[Excerpts from an interface dataset]

Content starts

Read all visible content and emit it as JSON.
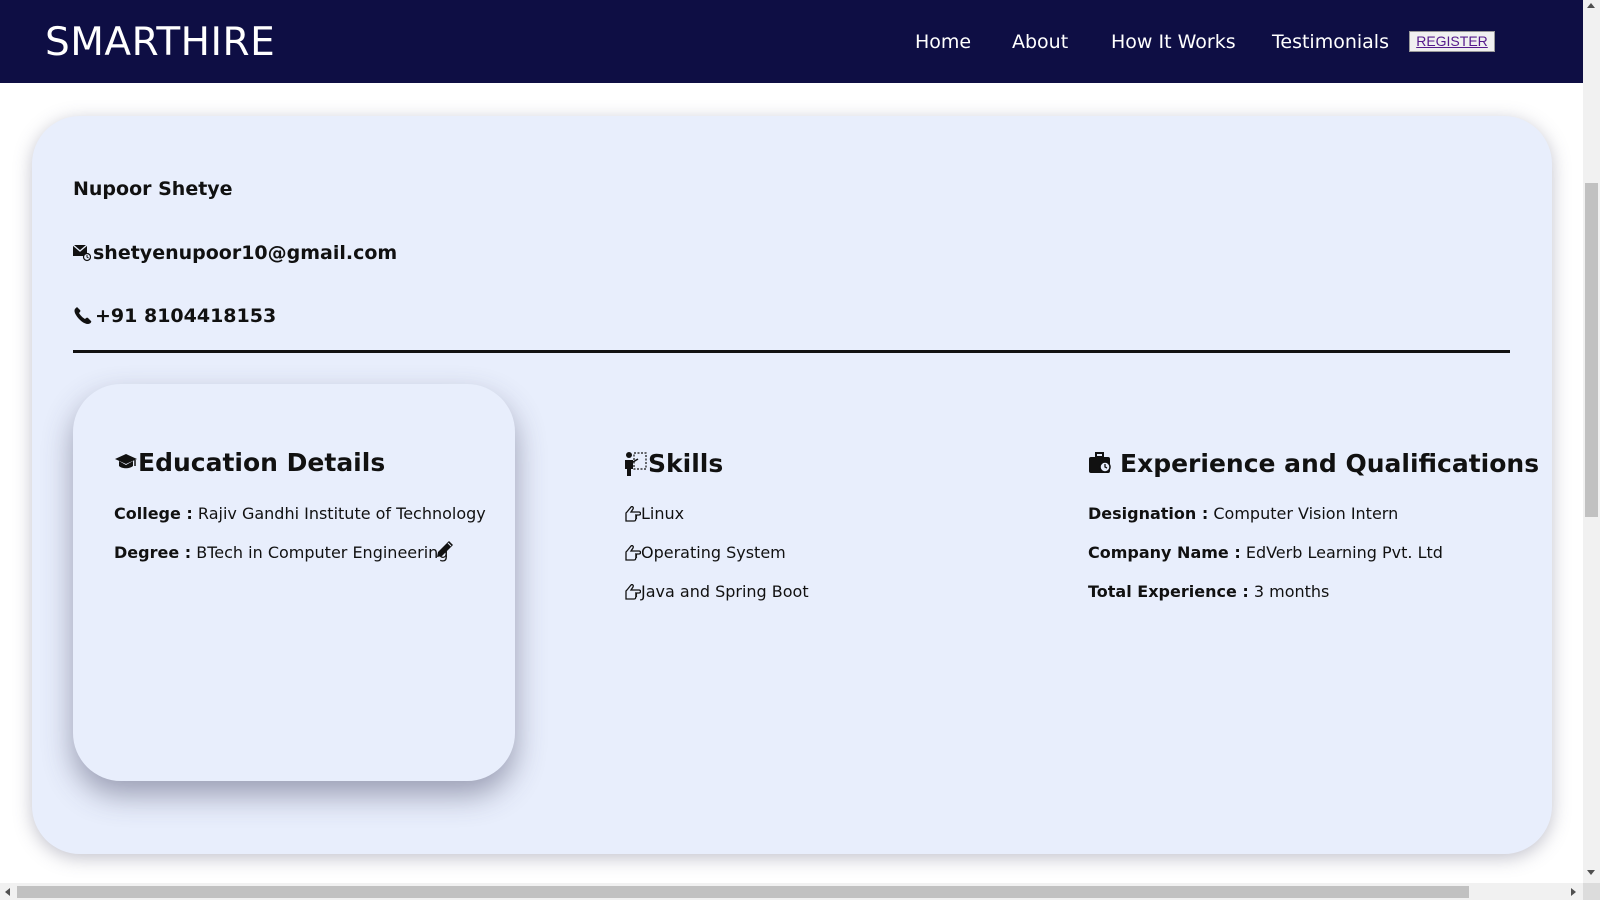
{
  "header": {
    "brand": "SMARTHIRE",
    "nav": [
      "Home",
      "About",
      "How It Works",
      "Testimonials"
    ],
    "register_label": "REGISTER"
  },
  "profile": {
    "name": "Nupoor Shetye",
    "email": "shetyenupoor10@gmail.com",
    "phone": "+91 8104418153"
  },
  "education": {
    "title": "Education Details",
    "college_label": "College :",
    "college_value": "Rajiv Gandhi Institute of Technology",
    "degree_label": "Degree :",
    "degree_value": "BTech in Computer Engineering"
  },
  "skills": {
    "title": "Skills",
    "items": [
      "Linux",
      "Operating System",
      "Java and Spring Boot"
    ]
  },
  "experience": {
    "title": "Experience and Qualifications",
    "designation_label": "Designation :",
    "designation_value": "Computer Vision Intern",
    "company_label": "Company Name :",
    "company_value": "EdVerb Learning Pvt. Ltd",
    "total_label": "Total Experience :",
    "total_value": "3 months"
  },
  "icons": {
    "email": "email-icon",
    "phone": "phone-icon",
    "education": "graduation-cap-icon",
    "skills": "teacher-board-icon",
    "experience": "briefcase-clock-icon",
    "skill_bullet": "hand-pointing-icon",
    "edit": "pencil-icon"
  },
  "colors": {
    "navbar": "#0e0e44",
    "card": "#e8eefc",
    "register_text": "#551a8b"
  }
}
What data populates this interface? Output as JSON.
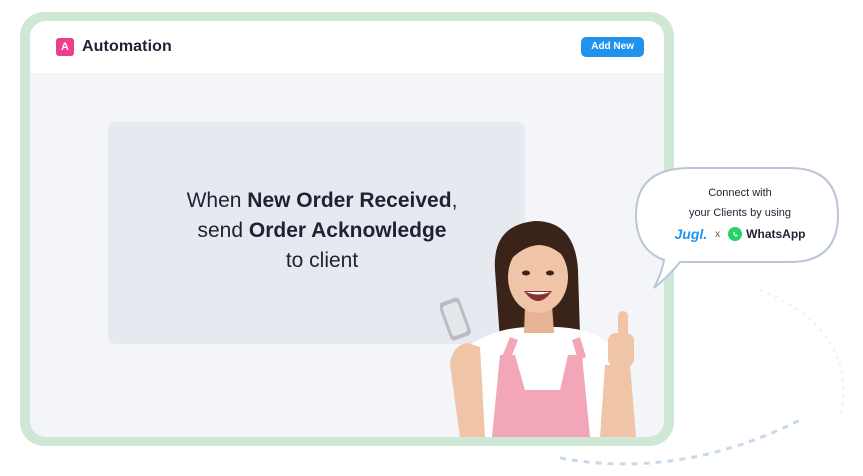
{
  "app": {
    "logo_letter": "A",
    "title": "Automation",
    "add_button_label": "Add New"
  },
  "rule": {
    "line1_prefix": "When ",
    "trigger": "New Order Received",
    "line1_suffix": ",",
    "line2_prefix": "send ",
    "action": "Order Acknowledge",
    "line3": "to client"
  },
  "bubble": {
    "line1": "Connect with",
    "line2": "your Clients by using",
    "jugl_logo": "Jugl.",
    "separator": "x",
    "whatsapp_label": "WhatsApp"
  },
  "colors": {
    "accent": "#1f93ee",
    "logo_pink": "#ee3f8c",
    "frame_green": "#cfe8d6",
    "whatsapp_green": "#25d366"
  },
  "icons": {
    "brand_logo": "letter-a-square",
    "whatsapp": "whatsapp-icon"
  }
}
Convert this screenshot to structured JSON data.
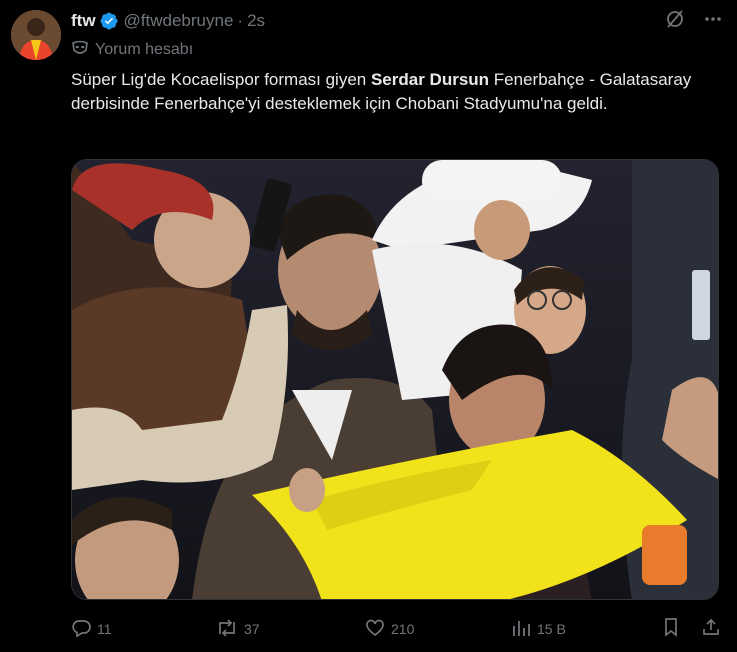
{
  "author": {
    "name": "ftw",
    "handle": "@ftwdebruyne",
    "time": "2s",
    "label": "Yorum hesabı",
    "avatar_icon": "player-avatar",
    "verified_color": "#1d9bf0"
  },
  "tweet": {
    "text_before": "Süper Lig'de Kocaelispor forması giyen ",
    "text_bold": "Serdar Dursun",
    "text_after": " Fenerbahçe - Galatasaray derbisinde Fenerbahçe'yi desteklemek için Chobani Stadyumu'na geldi."
  },
  "actions": {
    "replies": "11",
    "retweets": "37",
    "likes": "210",
    "views": "15 B"
  },
  "colors": {
    "background": "#000000",
    "text": "#e7e9ea",
    "muted": "#71767b",
    "accent": "#1d9bf0"
  }
}
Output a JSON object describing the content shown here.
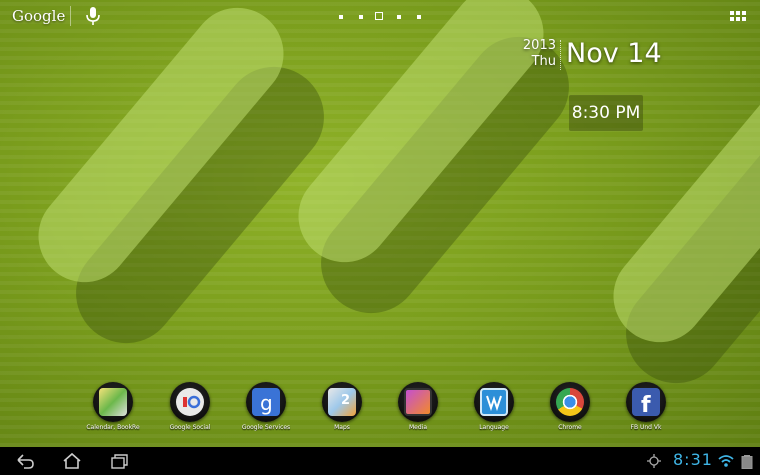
{
  "search": {
    "brand": "Google",
    "voice_icon": "microphone-icon"
  },
  "home": {
    "page_count": 5,
    "current_page": 3
  },
  "clock": {
    "year": "2013",
    "weekday": "Thu",
    "date": "Nov 14",
    "time": "8:30 PM"
  },
  "dock": {
    "apps": [
      {
        "label": "Calendar, BookRe",
        "icon": "calendar-folder-icon"
      },
      {
        "label": "Google Social",
        "icon": "google-social-folder-icon"
      },
      {
        "label": "Google Services",
        "icon": "google-services-folder-icon"
      },
      {
        "label": "Maps",
        "icon": "maps-folder-icon"
      },
      {
        "label": "Media",
        "icon": "media-folder-icon"
      },
      {
        "label": "Language",
        "icon": "language-folder-icon"
      },
      {
        "label": "Chrome",
        "icon": "chrome-icon"
      },
      {
        "label": "FB Und Vk",
        "icon": "facebook-folder-icon"
      }
    ]
  },
  "status": {
    "time": "8:31"
  },
  "colors": {
    "accent": "#3fb5e6",
    "wallpaper": "#7a9a1c"
  }
}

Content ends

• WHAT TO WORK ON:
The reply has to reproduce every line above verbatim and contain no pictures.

• YOUR SOLUTION:
Read all visible content and emit it as JSON.
{
  "header": {
    "brand": "SMARTHIRE",
    "nav": [
      "Home",
      "About",
      "How It Works",
      "Testimonials"
    ],
    "register_label": "REGISTER"
  },
  "profile": {
    "name": "Nupoor Shetye",
    "email": "shetyenupoor10@gmail.com",
    "phone": "+91 8104418153"
  },
  "education": {
    "title": "Education Details",
    "college_label": "College :",
    "college_value": "Rajiv Gandhi Institute of Technology",
    "degree_label": "Degree :",
    "degree_value": "BTech in Computer Engineering"
  },
  "skills": {
    "title": "Skills",
    "items": [
      "Linux",
      "Operating System",
      "Java and Spring Boot"
    ]
  },
  "experience": {
    "title": "Experience and Qualifications",
    "designation_label": "Designation :",
    "designation_value": "Computer Vision Intern",
    "company_label": "Company Name :",
    "company_value": "EdVerb Learning Pvt. Ltd",
    "total_label": "Total Experience :",
    "total_value": "3 months"
  },
  "icons": {
    "email": "email-icon",
    "phone": "phone-icon",
    "education": "graduation-cap-icon",
    "skills": "teacher-board-icon",
    "experience": "briefcase-clock-icon",
    "skill_bullet": "hand-pointing-icon",
    "edit": "pencil-icon"
  },
  "colors": {
    "navbar": "#0e0e44",
    "card": "#e8eefc",
    "register_text": "#551a8b"
  }
}
What data populates this interface? Output as JSON.
{
  "app": {
    "logo_letter": "A",
    "title": "Automation",
    "add_button_label": "Add New"
  },
  "rule": {
    "line1_prefix": "When ",
    "trigger": "New Order Received",
    "line1_suffix": ",",
    "line2_prefix": "send ",
    "action": "Order Acknowledge",
    "line3": "to client"
  },
  "bubble": {
    "line1": "Connect with",
    "line2": "your Clients by using",
    "jugl_logo": "Jugl.",
    "separator": "x",
    "whatsapp_label": "WhatsApp"
  },
  "colors": {
    "accent": "#1f93ee",
    "logo_pink": "#ee3f8c",
    "frame_green": "#cfe8d6",
    "whatsapp_green": "#25d366"
  },
  "icons": {
    "brand_logo": "letter-a-square",
    "whatsapp": "whatsapp-icon"
  }
}
Convert this screenshot to structured JSON data.
{
  "author": {
    "name": "ftw",
    "handle": "@ftwdebruyne",
    "time": "2s",
    "label": "Yorum hesabı",
    "avatar_icon": "player-avatar",
    "verified_color": "#1d9bf0"
  },
  "tweet": {
    "text_before": "Süper Lig'de Kocaelispor forması giyen ",
    "text_bold": "Serdar Dursun",
    "text_after": " Fenerbahçe - Galatasaray derbisinde Fenerbahçe'yi desteklemek için Chobani Stadyumu'na geldi."
  },
  "actions": {
    "replies": "11",
    "retweets": "37",
    "likes": "210",
    "views": "15 B"
  },
  "colors": {
    "background": "#000000",
    "text": "#e7e9ea",
    "muted": "#71767b",
    "accent": "#1d9bf0"
  }
}
Output a JSON object describing the content shown here.
{
  "search": {
    "brand": "Google",
    "voice_icon": "microphone-icon"
  },
  "home": {
    "page_count": 5,
    "current_page": 3
  },
  "clock": {
    "year": "2013",
    "weekday": "Thu",
    "date": "Nov 14",
    "time": "8:30 PM"
  },
  "dock": {
    "apps": [
      {
        "label": "Calendar, BookRe",
        "icon": "calendar-folder-icon"
      },
      {
        "label": "Google Social",
        "icon": "google-social-folder-icon"
      },
      {
        "label": "Google Services",
        "icon": "google-services-folder-icon"
      },
      {
        "label": "Maps",
        "icon": "maps-folder-icon"
      },
      {
        "label": "Media",
        "icon": "media-folder-icon"
      },
      {
        "label": "Language",
        "icon": "language-folder-icon"
      },
      {
        "label": "Chrome",
        "icon": "chrome-icon"
      },
      {
        "label": "FB Und Vk",
        "icon": "facebook-folder-icon"
      }
    ]
  },
  "status": {
    "time": "8:31"
  },
  "colors": {
    "accent": "#3fb5e6",
    "wallpaper": "#7a9a1c"
  }
}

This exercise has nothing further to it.